Whether this investigation amounts to a serious breach of competition law or just another witch-hunt only time will tell, but Google is no stranger to being investigated in Europe. Google’s EMEA business and operations president, Matt Brittin, has already spoken out against what he sees as an out-of-touch EC, saying “there are some places in Europe and some interests in Europe where the first inclination is to protect the past from the future”.
The disconnect between what the EC feels is fair and what it claims users expect is played out in the statement that “when we take a new smartphone out of its box, we want it to be ready to go straight away. We expect the maker – or the network operator – to make sure the basic apps, like a search app, are pre-loaded before it gets to us.”
We expect the maker – or the network operator – to make sure the basic apps are pre-loaded.
But this is exactly what Google does. Through its app-bundling agreement, it provides users with a suite of reliable apps that perform all the basic tasks one might expect of a new smartphone. If those pre-loaded apps do not fit the bill, the user is more than welcome to search for alternatives.
The sticky part of the question is to what degree Google is “allowed” to treat Android like its own product. By offering Android for free, manufacturers and carriers are free to modify the software as they see fit, including which apps they pre-load on devices. But if carriers or OEMs wish to include the Google Mobile Services package, Google asks for a few things in return.

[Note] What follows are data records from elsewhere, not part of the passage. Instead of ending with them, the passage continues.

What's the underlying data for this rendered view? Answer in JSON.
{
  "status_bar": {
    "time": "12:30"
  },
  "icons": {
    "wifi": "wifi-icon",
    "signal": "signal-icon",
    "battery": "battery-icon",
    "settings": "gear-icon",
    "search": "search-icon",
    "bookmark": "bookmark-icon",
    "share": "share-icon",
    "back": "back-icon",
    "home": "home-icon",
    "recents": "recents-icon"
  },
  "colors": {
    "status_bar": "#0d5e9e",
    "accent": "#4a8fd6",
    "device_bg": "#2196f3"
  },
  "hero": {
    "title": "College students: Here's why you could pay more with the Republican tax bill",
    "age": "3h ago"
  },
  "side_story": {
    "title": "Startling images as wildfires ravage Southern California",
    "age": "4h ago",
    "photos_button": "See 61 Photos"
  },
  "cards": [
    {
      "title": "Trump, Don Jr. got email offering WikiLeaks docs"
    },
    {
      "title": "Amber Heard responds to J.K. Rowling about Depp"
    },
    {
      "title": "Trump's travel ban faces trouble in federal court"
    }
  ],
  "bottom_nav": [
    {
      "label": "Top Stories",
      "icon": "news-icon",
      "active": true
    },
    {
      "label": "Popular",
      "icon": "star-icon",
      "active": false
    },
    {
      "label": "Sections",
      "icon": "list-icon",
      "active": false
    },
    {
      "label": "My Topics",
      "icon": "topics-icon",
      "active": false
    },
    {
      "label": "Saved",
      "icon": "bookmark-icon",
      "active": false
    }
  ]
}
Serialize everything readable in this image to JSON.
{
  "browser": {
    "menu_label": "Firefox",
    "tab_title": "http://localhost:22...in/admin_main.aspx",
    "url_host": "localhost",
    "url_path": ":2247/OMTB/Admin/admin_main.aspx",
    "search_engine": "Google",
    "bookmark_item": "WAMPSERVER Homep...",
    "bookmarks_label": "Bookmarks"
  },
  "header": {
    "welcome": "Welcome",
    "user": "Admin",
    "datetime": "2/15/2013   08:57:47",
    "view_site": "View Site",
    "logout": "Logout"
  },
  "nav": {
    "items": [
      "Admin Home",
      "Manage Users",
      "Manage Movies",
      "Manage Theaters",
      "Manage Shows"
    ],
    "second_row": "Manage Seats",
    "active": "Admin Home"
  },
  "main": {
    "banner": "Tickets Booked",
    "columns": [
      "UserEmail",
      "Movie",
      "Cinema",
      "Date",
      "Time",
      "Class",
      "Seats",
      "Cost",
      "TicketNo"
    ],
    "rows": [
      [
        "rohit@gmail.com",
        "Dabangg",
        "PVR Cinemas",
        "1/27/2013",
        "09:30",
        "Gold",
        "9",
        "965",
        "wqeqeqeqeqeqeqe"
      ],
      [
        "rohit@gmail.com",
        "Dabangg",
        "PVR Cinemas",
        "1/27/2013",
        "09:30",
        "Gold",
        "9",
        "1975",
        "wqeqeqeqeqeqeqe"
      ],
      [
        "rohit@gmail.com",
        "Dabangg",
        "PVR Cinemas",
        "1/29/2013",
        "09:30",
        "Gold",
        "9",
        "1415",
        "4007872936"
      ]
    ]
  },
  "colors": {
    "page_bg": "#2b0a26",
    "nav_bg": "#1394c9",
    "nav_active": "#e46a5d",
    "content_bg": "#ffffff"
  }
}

Some see this is perfectly reasonable while others divine the sinister workings of a global tech behemoth looking to smother the flames of invention and competition in their crib. But it is important to note that no one is under any obligation to use Google’s Play Store, Chrome, Google Maps or ay other official apps. Amazon and other companies have tried to “de-Google” Android to varying degrees of success.
What do you think of this latest claim from the EC? Does Google stifle competition?